Republicans Embrace Ron Paul on Domestic Policy
by Daniel Libit
Recently by Ron Paul: Fed Independence or Fed Secrecy?
He hasn't bombed Iran yet, says Ron Paul, when asked to assess the best and worst characteristics of President Barack Obama's six months in office.
The worst thing is he is probably still thinking about it.
No sooner does the representative from Texas' 14th Congressional District, nicknamed Dr. No by his detractors, find himself embraced by mainstream Republicans (and even some Democrats) on domestic policy issues, then he pivots his focus to foreign affairs.
Obama, Paul told POLITICO during a sit-down in his office this week, has talked a little better than his action, but he has already expanded [the number of troops] in Afghanistan and Pakistan. He became the peace candidate: 'Yeah, we're going to end that war in Iraq.' But it's not sincere. I don't think they had any intention, never did.

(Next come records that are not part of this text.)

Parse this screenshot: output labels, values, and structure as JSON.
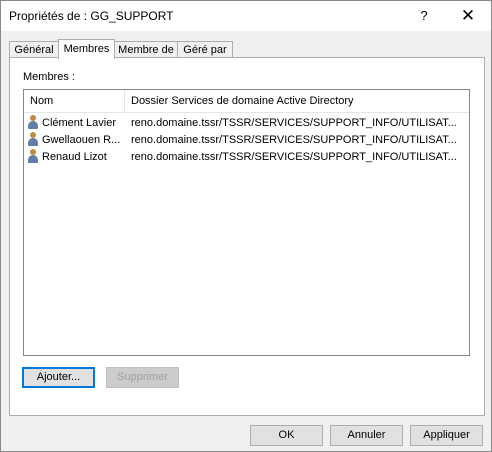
{
  "window": {
    "title": "Propriétés de : GG_SUPPORT",
    "help_glyph": "?",
    "close_glyph": "✕"
  },
  "tabs": [
    {
      "label": "Général",
      "active": false
    },
    {
      "label": "Membres",
      "active": true
    },
    {
      "label": "Membre de",
      "active": false
    },
    {
      "label": "Géré par",
      "active": false
    }
  ],
  "members_section": {
    "label": "Membres :",
    "columns": [
      "Nom",
      "Dossier Services de domaine Active Directory"
    ],
    "rows": [
      {
        "name": "Clément Lavier",
        "path": "reno.domaine.tssr/TSSR/SERVICES/SUPPORT_INFO/UTILISAT...",
        "icon": "user-icon"
      },
      {
        "name": "Gwellaouen R...",
        "path": "reno.domaine.tssr/TSSR/SERVICES/SUPPORT_INFO/UTILISAT...",
        "icon": "user-icon"
      },
      {
        "name": "Renaud Lizot",
        "path": "reno.domaine.tssr/TSSR/SERVICES/SUPPORT_INFO/UTILISAT...",
        "icon": "user-icon"
      }
    ],
    "add_label": "Ajouter...",
    "remove_label": "Supprimer"
  },
  "footer": {
    "ok_label": "OK",
    "cancel_label": "Annuler",
    "apply_label": "Appliquer"
  },
  "colors": {
    "accent": "#0078d7",
    "background": "#f0f0f0"
  }
}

It's a unique time for Paul. With the economy in the tank, the same cable news shows that spurned him during the election now keep asking him on to talk monetary policy. Republican House members are finally voting with him on spending measures.

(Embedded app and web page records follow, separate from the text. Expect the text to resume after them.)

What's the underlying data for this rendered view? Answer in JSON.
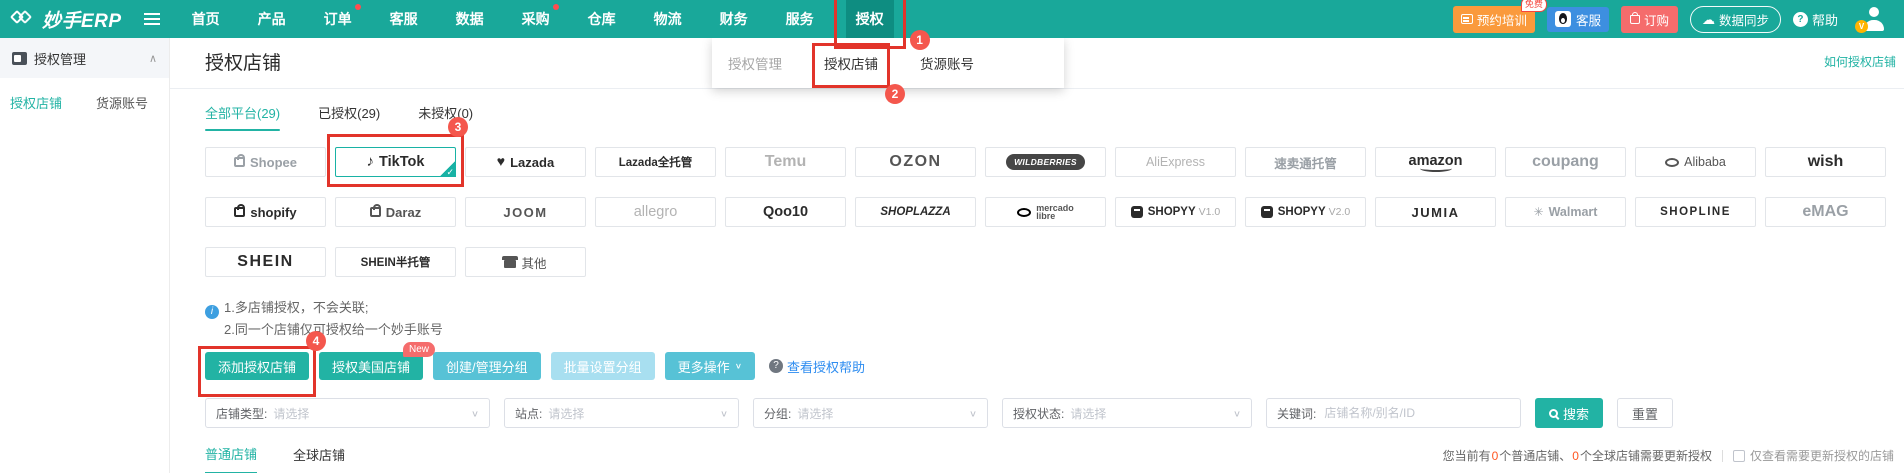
{
  "colors": {
    "accent_teal": "#19a89a",
    "button_teal": "#22b3a4",
    "annotation_red": "#e2342a",
    "step_badge_red": "#f4574d",
    "notification_red": "#ff4d4f",
    "train_orange": "#fa9a3c",
    "qq_blue": "#3d8fe0",
    "order_red": "#f56c6c",
    "warn_orange": "#ff5722"
  },
  "navbar": {
    "brand": "妙手ERP",
    "items": [
      {
        "label": "首页"
      },
      {
        "label": "产品"
      },
      {
        "label": "订单",
        "dot": true
      },
      {
        "label": "客服"
      },
      {
        "label": "数据"
      },
      {
        "label": "采购",
        "dot": true
      },
      {
        "label": "仓库"
      },
      {
        "label": "物流"
      },
      {
        "label": "财务"
      },
      {
        "label": "服务"
      }
    ],
    "auth_item": "授权",
    "right": {
      "train": "预约培训",
      "train_badge": "免费",
      "qq": "客服",
      "order": "订购",
      "sync": "数据同步",
      "help": "帮助",
      "vip": "V"
    }
  },
  "dropdown": {
    "items": [
      {
        "label": "授权管理",
        "cls": "muted"
      },
      {
        "label": "授权店铺",
        "cls": "red-frame frame-dd current",
        "step": "2"
      },
      {
        "label": "货源账号"
      }
    ]
  },
  "sidebar": {
    "header": "授权管理",
    "items": [
      {
        "label": "授权店铺",
        "cls": "active"
      },
      {
        "label": "货源账号"
      }
    ]
  },
  "main": {
    "title": "授权店铺",
    "help_link": "如何授权店铺",
    "tabs": [
      {
        "label": "全部平台(29)",
        "cls": "active"
      },
      {
        "label": "已授权(29)"
      },
      {
        "label": "未授权(0)"
      }
    ],
    "notes": [
      "1.多店铺授权，不会关联;",
      "2.同一个店铺仅可授权给一个妙手账号"
    ],
    "actions": {
      "add": "添加授权店铺",
      "us_store": "授权美国店铺",
      "us_badge": "New",
      "group": "创建/管理分组",
      "batch": "批量设置分组",
      "more": "更多操作",
      "help": "查看授权帮助"
    },
    "filters": {
      "selects": [
        {
          "label": "店铺类型:",
          "placeholder": "请选择",
          "cls": "w-lg"
        },
        {
          "label": "站点:",
          "placeholder": "请选择"
        },
        {
          "label": "分组:",
          "placeholder": "请选择"
        },
        {
          "label": "授权状态:",
          "placeholder": "请选择",
          "cls": "w-md"
        }
      ],
      "keyword_label": "关键词:",
      "keyword_placeholder": "店铺名称/别名/ID",
      "search": "搜索",
      "reset": "重置"
    },
    "bottom_tabs": [
      {
        "label": "普通店铺",
        "cls": "active"
      },
      {
        "label": "全球店铺"
      }
    ],
    "summary": {
      "t1": "您当前有",
      "n1": "0",
      "t2": "个普通店铺、",
      "n2": "0",
      "t3": "个全球店铺需要更新授权",
      "checkbox": "仅查看需要更新授权的店铺"
    }
  },
  "platforms": {
    "row1": [
      {
        "name": "Shopee",
        "icon": "bag",
        "cls": "g b"
      },
      {
        "name": "TikTok",
        "icon": "note",
        "cls": "d b lg red-frame frame-tile",
        "highlight": true,
        "step": "3"
      },
      {
        "name": "Lazada",
        "icon": "heart",
        "cls": "d b"
      },
      {
        "name": "Lazada全托管",
        "cls": "d b sm"
      },
      {
        "name": "Temu",
        "cls": "g2 b xl"
      },
      {
        "name": "OZON",
        "cls": "d2 b xl sp"
      },
      {
        "name": "WILDBERRIES",
        "cls": "wb"
      },
      {
        "name": "AliExpress",
        "cls": "g2 md"
      },
      {
        "name": "速卖通托管",
        "cls": "g b md"
      },
      {
        "name": "amazon",
        "cls": "d b lg amz"
      },
      {
        "name": "coupang",
        "cls": "g b xl"
      },
      {
        "name": "Alibaba",
        "icon": "oval",
        "cls": "d2 md"
      },
      {
        "name": "wish",
        "cls": "d b xl"
      }
    ],
    "row2": [
      {
        "name": "shopify",
        "icon": "bag",
        "cls": "d b"
      },
      {
        "name": "Daraz",
        "icon": "bag",
        "cls": "d2 b"
      },
      {
        "name": "JOOM",
        "cls": "d2 b sp"
      },
      {
        "name": "allegro",
        "cls": "g2 lg"
      },
      {
        "name": "Qoo10",
        "cls": "d b lg"
      },
      {
        "name": "SHOPLAZZA",
        "cls": "d b it sm"
      },
      {
        "name": "mercado\nlibre",
        "icon": "oval",
        "cls": "ml"
      },
      {
        "name": "SHOPYY",
        "sub": "V1.0",
        "icon": "app",
        "cls": "d b sm"
      },
      {
        "name": "SHOPYY",
        "sub": "V2.0",
        "icon": "app",
        "cls": "d b sm"
      },
      {
        "name": "JUMIA",
        "cls": "d b sp"
      },
      {
        "name": "Walmart",
        "icon": "spark",
        "cls": "g b md"
      },
      {
        "name": "SHOPLINE",
        "cls": "d b sm sp"
      },
      {
        "name": "eMAG",
        "cls": "g b xl"
      }
    ],
    "row3": [
      {
        "name": "SHEIN",
        "cls": "d b xl sp"
      },
      {
        "name": "SHEIN半托管",
        "cls": "d b sm"
      },
      {
        "name": "其他",
        "icon": "store",
        "cls": "d2 md"
      }
    ]
  },
  "annotations": {
    "step1": "1",
    "step2": "2",
    "step3": "3",
    "step4": "4"
  }
}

But following his exhilarant, if quixotic, quest for the presidency, Paul finds himself simultaneously gratified and frustrated by his return to the friendlier-than-before confines of the House of Representatives. He thinks he's well situated in Congress to push for his libertarian causes, but then claims he doesn't "pay a whole lot of attention" to the activity on the House floor these days, adding, "I don't think it's relevant to the big picture.
A lot of this is just tinkering, bailing out, more money, more spending, no shift of direction and it's a little bit frustrating," he says.
Asked if he feels more embraced by the Republican Party establishment, Paul shrugs and says, "half and half.
"I think there's respect. But they don't call me in and say, 'What we need to find out from you is how you reach the young people.'"
As for another presidential run in 2012, I don't think that's likely, Paul says.
But in the next breath, he admits that he would have made the same prediction three years before his last run for the party's banner. And he questions whether the names being bandied about as possible Republican nominees will connect to his supporters.
The one thing that is characteristic about anybody who joins us is that they are energized and everybody recognizes that," Paul says. "We also know that it is the energy in a small group of people that really leads nations.
"Let's say I have 15 percent of Republicans and [Mitt] Romney has 30 percent. If his people aren't energized, our guys might stand for three of his."
As for soon-to-be departing Alaska Gov. Sarah Palin, Paul dismisses her supporters as "more establishment, conventional Country-Club type of Republicans.
"I wonder whether she's energizing the 15—20 year olds," Paul muses. "That would be a question I would have. Because she doesn't talk about the Federal Reserve and some of these issues. She doesn't talk too much about personal liberties, civil liberties, getting rid of drug laws, attacking the war on drugs, punishing people who torture."
July 20, 2009
Dr. Ron Paul is a Republican member of Congress from Texas.
© 2009 Politico